Around 10 percent of Egypt’s population belong to the Coptic faith, making them the largest Christian minority in the Middle East. But they have become targets of violence since the revolution three years ago. With elections scheduled for May and the struggle between the Egyptian military and Islamists continuing, many Copts abroad are deeply worried about the future of their ancient church. VOA religion correspondent Jerome Socolovsky visited a Coptic church outside Washington DC.
Video

Video Critics Say Venezuelan Protests Test Limits of Military's Support

During the two months of deadly anti-government protests that have rocked the oil-rich nation of Venezuela, President Nicolas Maduro has accused the opposition of trying to initiate a coup. Though a small number of military officers have been arrested for allegedly plotting against the government, VOA’s Brian Padden reports the leadership of the armed forces continues to support the president, at least for now.
Video

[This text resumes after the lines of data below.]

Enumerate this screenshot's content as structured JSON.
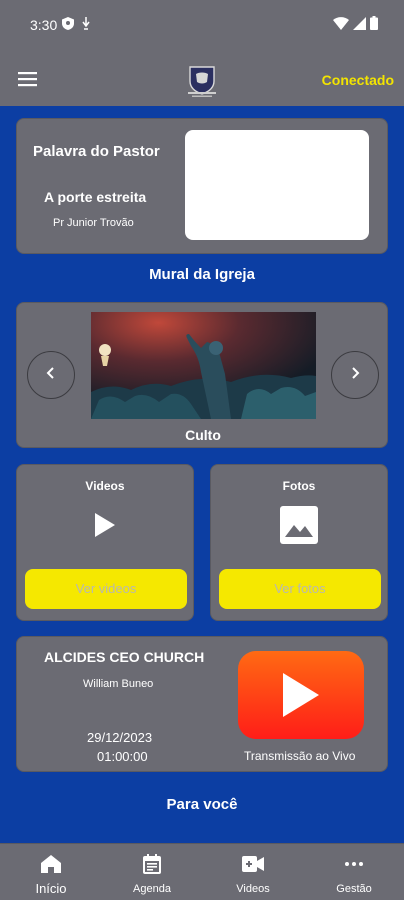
{
  "status_bar": {
    "time": "3:30"
  },
  "header": {
    "status_label": "Conectado"
  },
  "pastor": {
    "title": "Palavra do Pastor",
    "subtitle": "A porte estreita",
    "name": "Pr Junior Trovão"
  },
  "mural": {
    "section_title": "Mural da Igreja",
    "caption": "Culto"
  },
  "videos": {
    "title": "Videos",
    "button_label": "Ver videos"
  },
  "photos": {
    "title": "Fotos",
    "button_label": "Ver fotos"
  },
  "live": {
    "title": "ALCIDES CEO CHURCH",
    "host": "William Buneo",
    "date": "29/12/2023",
    "time": "01:00:00",
    "label": "Transmissão ao Vivo"
  },
  "for_you": {
    "title": "Para você"
  },
  "bottom_nav": {
    "items": [
      {
        "label": "Início",
        "icon": "home-icon"
      },
      {
        "label": "Agenda",
        "icon": "calendar-icon"
      },
      {
        "label": "Videos",
        "icon": "video-camera-icon"
      },
      {
        "label": "Gestão",
        "icon": "more-dots-icon"
      }
    ]
  },
  "colors": {
    "background": "#0c3ea3",
    "card": "#6b6b73",
    "accent_yellow": "#f5e800",
    "youtube_red": "#ff1d18"
  }
}
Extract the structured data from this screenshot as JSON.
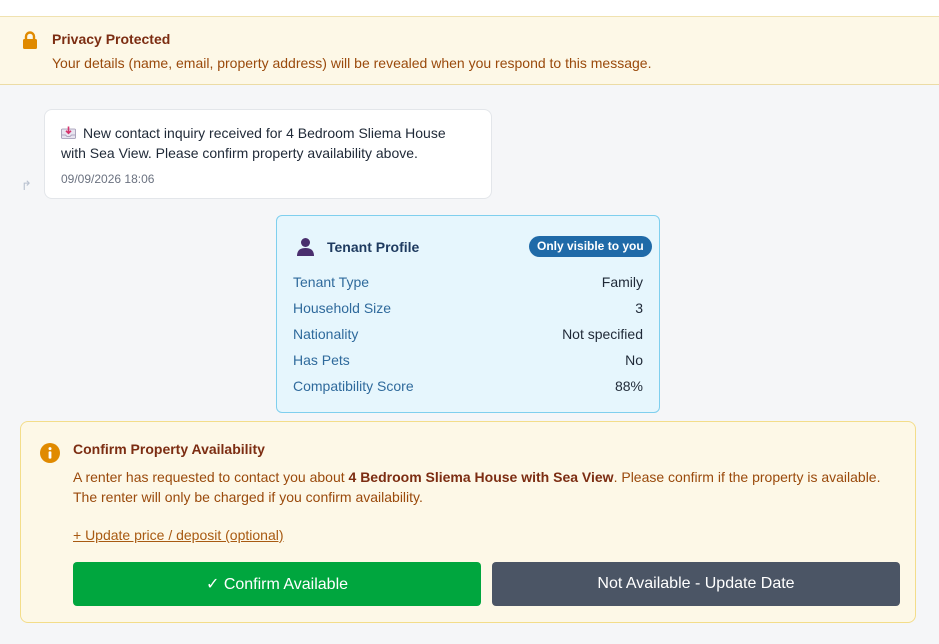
{
  "privacy": {
    "title": "Privacy Protected",
    "description": "Your details (name, email, property address) will be revealed when you respond to this message."
  },
  "message": {
    "text": "New contact inquiry received for 4 Bedroom Sliema House with Sea View. Please confirm property availability above.",
    "timestamp": "09/09/2026 18:06"
  },
  "tenant_profile": {
    "title": "Tenant Profile",
    "badge": "Only visible to you",
    "rows": [
      {
        "label": "Tenant Type",
        "value": "Family"
      },
      {
        "label": "Household Size",
        "value": "3"
      },
      {
        "label": "Nationality",
        "value": "Not specified"
      },
      {
        "label": "Has Pets",
        "value": "No"
      },
      {
        "label": "Compatibility Score",
        "value": "88%"
      }
    ]
  },
  "availability": {
    "title": "Confirm Property Availability",
    "desc_prefix": "A renter has requested to contact you about ",
    "property_name": "4 Bedroom Sliema House with Sea View",
    "desc_suffix": ". Please confirm if the property is available. The renter will only be charged if you confirm availability.",
    "update_link": "+ Update price / deposit (optional)",
    "confirm_button": "✓ Confirm Available",
    "not_available_button": "Not Available - Update Date"
  },
  "colors": {
    "accent_orange": "#e08a00",
    "confirm_green": "#00a63e",
    "secondary_gray": "#4b5565",
    "badge_blue": "#1f6aa8"
  }
}
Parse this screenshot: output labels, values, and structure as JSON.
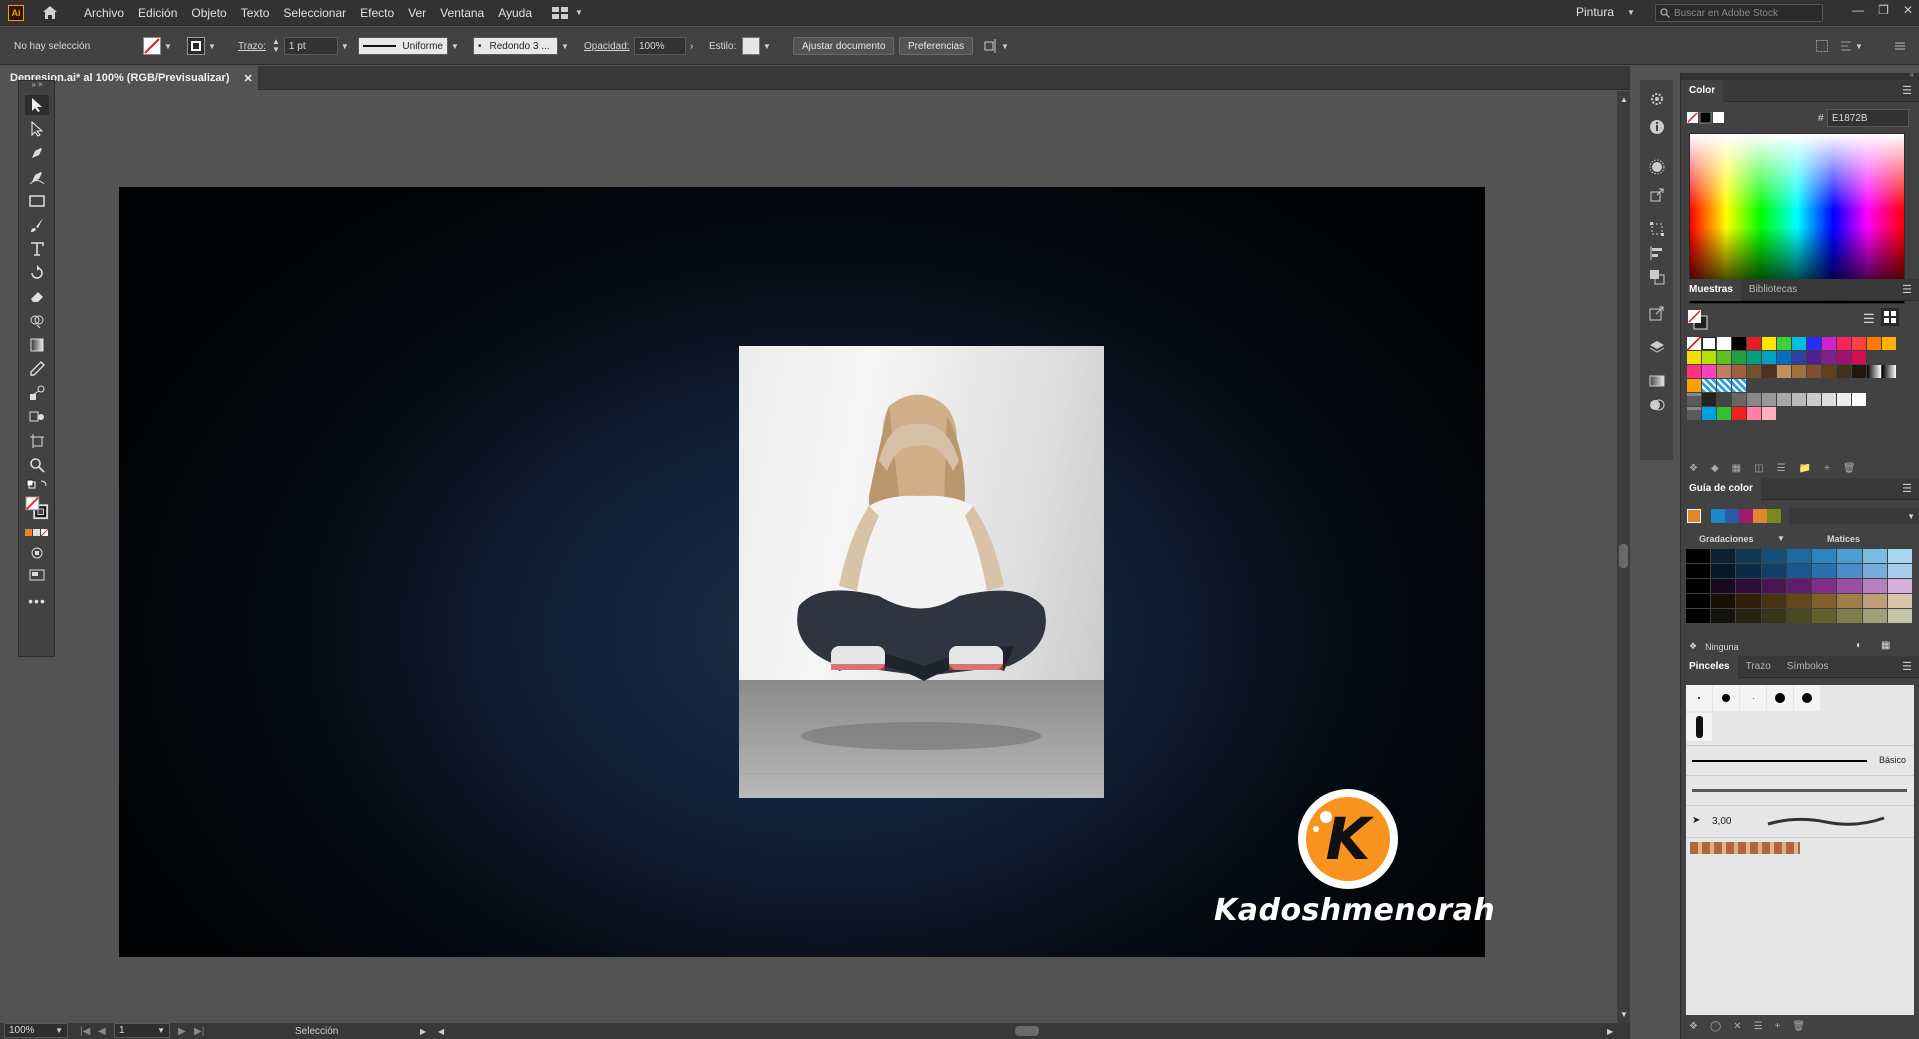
{
  "menubar": {
    "app_logo": "Ai",
    "items": [
      "Archivo",
      "Edición",
      "Objeto",
      "Texto",
      "Seleccionar",
      "Efecto",
      "Ver",
      "Ventana",
      "Ayuda"
    ],
    "workspace": "Pintura",
    "stock_search_placeholder": "Buscar en Adobe Stock"
  },
  "control_bar": {
    "selection_status": "No hay selección",
    "stroke_label": "Trazo:",
    "stroke_weight": "1 pt",
    "profile": "Uniforme",
    "brush": "Redondo 3 ...",
    "opacity_label": "Opacidad:",
    "opacity_value": "100%",
    "style_label": "Estilo:",
    "fit_document_button": "Ajustar documento",
    "preferences_button": "Preferencias"
  },
  "document": {
    "tab_title": "Depresion.ai* al 100% (RGB/Previsualizar)",
    "logo_letter": "K",
    "logo_text": "Kadoshmenorah"
  },
  "status_bar": {
    "zoom": "100%",
    "artboard": "1",
    "tool": "Selección"
  },
  "color_panel": {
    "title": "Color",
    "hex_label": "#",
    "hex_value": "E1872B"
  },
  "swatches_panel": {
    "tab_active": "Muestras",
    "tab_other": "Bibliotecas"
  },
  "color_guide_panel": {
    "title": "Guía de color",
    "gradations_label": "Gradaciones",
    "tints_label": "Matices",
    "harmony": "Ninguna"
  },
  "brushes_panel": {
    "tab_active": "Pinceles",
    "tab_stroke": "Trazo",
    "tab_symbols": "Símbolos",
    "basic_label": "Básico",
    "size_label": "3,00"
  },
  "colors": {
    "accent_orange": "#f7931e",
    "selected_fill": "#e1872b"
  }
}
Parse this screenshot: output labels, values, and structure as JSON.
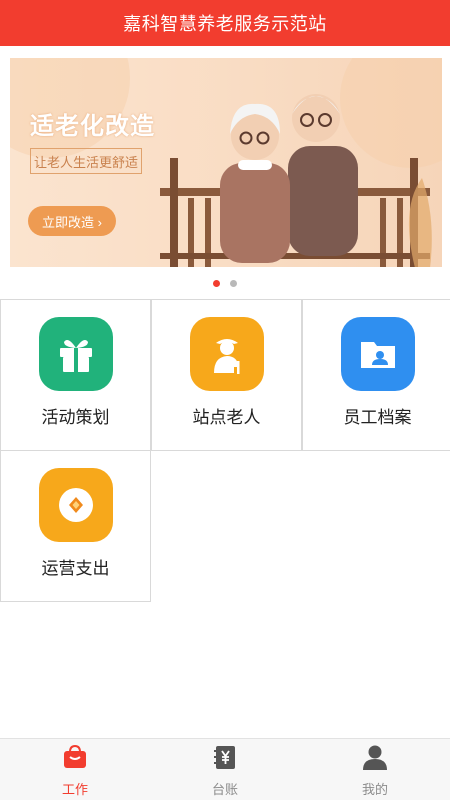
{
  "header": {
    "title": "嘉科智慧养老服务示范站"
  },
  "banner": {
    "title": "适老化改造",
    "subtitle": "让老人生活更舒适",
    "cta": "立即改造 ›"
  },
  "carousel": {
    "count": 2,
    "active_index": 0
  },
  "grid": {
    "items": [
      {
        "label": "活动策划",
        "icon": "gift-icon",
        "color": "#21b27b"
      },
      {
        "label": "站点老人",
        "icon": "elderly-person-icon",
        "color": "#f7a81b"
      },
      {
        "label": "员工档案",
        "icon": "folder-profile-icon",
        "color": "#2f8ff0"
      },
      {
        "label": "运营支出",
        "icon": "coin-icon",
        "color": "#f7a81b"
      }
    ]
  },
  "tabbar": {
    "items": [
      {
        "label": "工作",
        "icon": "briefcase-icon",
        "active": true
      },
      {
        "label": "台账",
        "icon": "ledger-yen-icon",
        "active": false
      },
      {
        "label": "我的",
        "icon": "user-icon",
        "active": false
      }
    ]
  },
  "colors": {
    "primary": "#f23d2f",
    "inactive": "#8c8c8c"
  }
}
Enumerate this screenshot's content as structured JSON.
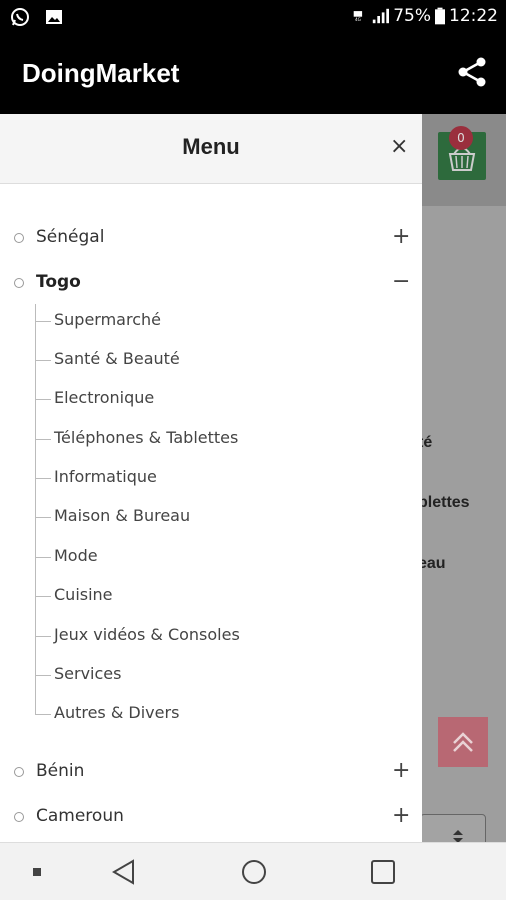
{
  "status_bar": {
    "battery": "75%",
    "time": "12:22",
    "icons": [
      "whatsapp-icon",
      "image-icon",
      "hd-icon",
      "signal-icon",
      "battery-icon"
    ]
  },
  "app_bar": {
    "title": "DoingMarket",
    "share_icon": "share-icon"
  },
  "background_page": {
    "cart_count": "0",
    "partial_texts": [
      "té",
      "blettes",
      "eau"
    ]
  },
  "drawer": {
    "title": "Menu",
    "close_icon": "×",
    "countries": [
      {
        "label": "Sénégal",
        "toggle": "+",
        "expanded": false
      },
      {
        "label": "Togo",
        "toggle": "−",
        "expanded": true
      },
      {
        "label": "Bénin",
        "toggle": "+",
        "expanded": false
      },
      {
        "label": "Cameroun",
        "toggle": "+",
        "expanded": false
      }
    ],
    "togo_categories": [
      "Supermarché",
      "Santé & Beauté",
      "Electronique",
      "Téléphones & Tablettes",
      "Informatique",
      "Maison & Bureau",
      "Mode",
      "Cuisine",
      "Jeux vidéos & Consoles",
      "Services",
      "Autres & Divers"
    ]
  },
  "nav_bar": {
    "buttons": [
      "recent-dot-icon",
      "back-icon",
      "home-icon",
      "overview-icon"
    ]
  }
}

Video More Millenials Unplug to Embrace Board Games

A big new trend in the U.S. toy industry has more consumers switching off their high-tech gadgets to play with classic toys, like board games. This is especially true among the so-called millenial generation - those born in the 1980's and 90's. Elizabeth Lee has more from an unusual café in Los Angeles, where the new trend is popular and business is booming.
Video

Video Google Buys Drone Company

In its latest purchase of high-tech companies, Google has acquired a manufacturer of solar-powered drones that can stay in the air almost indefinitely, relaying broadband Internet connection to remote areas. It is seen as yet another step in the U.S. based Web giant’s bid to bring Internet to the whole world. VOA’s George Putic reports.
AppleAndroid